Alex Morgan made her return to the lineup, and Ashlyn Harris took over for the suspended Hope Solo in goal as the United States women fell 2-0 to France on Sunday.
In its first victory over the Americans in 17 meetings, France showed its quality and the challenges the U.S. could face at the 2015 World Cup this summer. France generally controlled the run of play from start to finish, and Eugénie Le Sommer just missed on a couple chances in the first half before putting home a header early in the second. Jessica Houara-d'Hommeaux added a second a minute later with a cross-turned-shot that landed just inside the far post.
Abby Wambach started the match on the bench, coming on after the U.S. went down two goals. She earned a soft penalty, but it was saved by goalkeeper Sarah Bouhaddi, who was superb all game.
Here are three thoughts on the U.S.’s loss in Lorient, France:
1) France thoroughly deserved this win
Philippe Bergeroo, a former goalkeeper for Les Bleus on the men’s side, has built a possession-based team that has proven it can play with the best in the world. Ahead of this win, it defeated Brazil in November and the new FIFA No. 1-ranked team, Germany, in October -- both also by 2-0 scores. Individually and collectively, France outplayed the former No. 1 team in the world on Sunday, too.
On the ESPN2 broadcast, Bergeroo’s voice rang out consistently above the lively crowd in Lorient, calling for his team to circulate the ball and pressure the U.S. when it lost possession. In the back, the goalkeeper Bouhaddi showed good ability with the ball at her feet and no fear in making important decisions, in addition to saving Wambach’s generously given penalty in the second half.
Center back Laura Georges in front of her played a solid game, and attackers Le Sommer, Amadine Henry, Louisa Necib and Gaëtane Thiney looked consistently dangerous.
2) The U.S. continued its spiral in form
Rather than calmly standing on the ball and trying to gain control of the match at any point, the U.S. midfielders generally tried to push forward and break through the French line. The defenders played long balls out of the back, and central midfielders Lauren Holiday and Morgan Brian looked constantly outnumbered and out of ideas in the middle. Players dribbled themselves into trouble too often, finding themselves faced by better individual opponents than they have faced in a long time in CONCACAF competition.

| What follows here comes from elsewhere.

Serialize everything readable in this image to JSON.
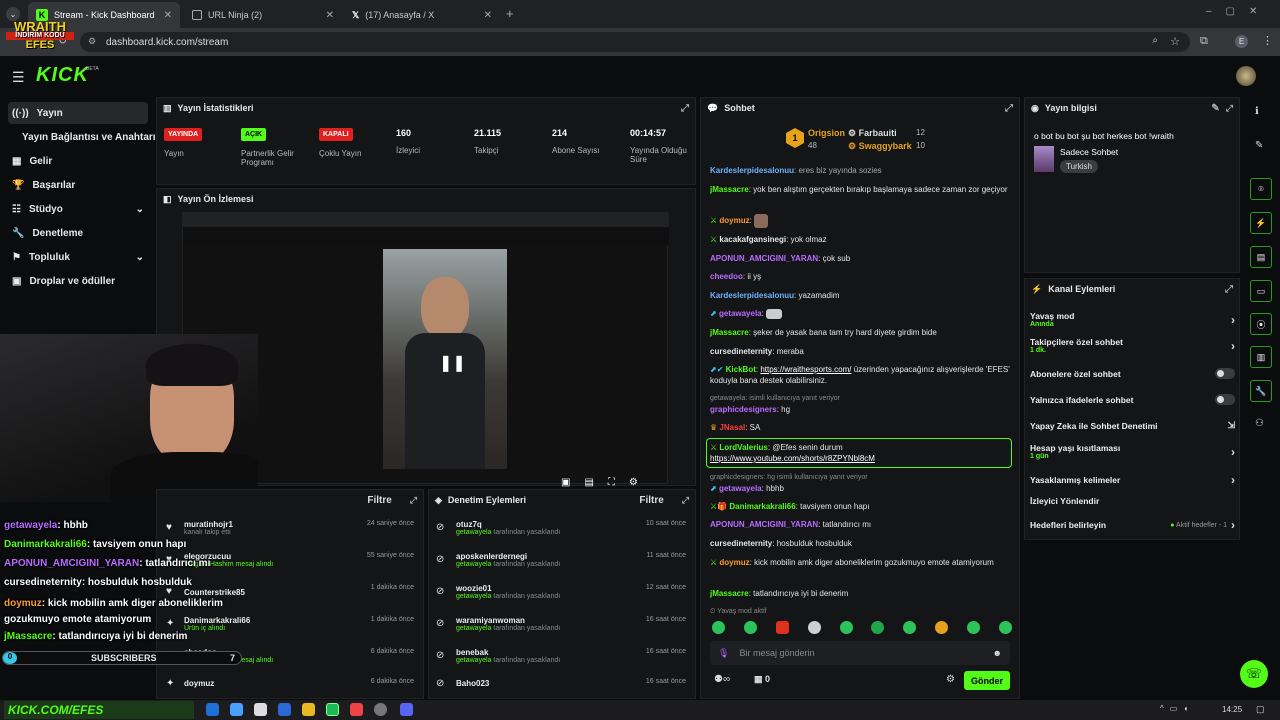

The primary strength in the U.S.’s game continues to be its physical qualities, which did offer a couple opportunities in behind as the match wore on. Manager Jill Ellis also fell back on Wambach’s size in the moments of desperation following France's two-goal flurry, but Wambach failed to cause too many problems against a savvy French back line. Rather than falling back into a shell, France just kept the ball more, killing off the game with the ball at its feet and showcasing its superior technical ability once more.
3) Alex Morgan provided some highlight moments despite her recent injuries
This was Morgan's first appearance after a second ankle injury during World Cup qualifiers, which has kept her sidelined since October. But even that time off the field came after a seven-month layoff for a similar injury. Her cheeky backheel nutmeg in the first 10 minutes showed her confidence hasn’t suffered, and she had several half-chances in front of goal. As expected after her lengthy absences, Morgan lacked a bit of sharpness, taking heavy first touches and giving herself poor angles for shots, but barring another injury, she can easily regain form ahead of the World Cup.
Harris also looked promising in goal in Solo’s absence, making a couple difficult overhead saves in quick succession at the end of the first half. Whomever plays in goal and up top for the U.S. in Canada will have to be sharp, as the team’s fortunes will turn on those two positions if current trends continue.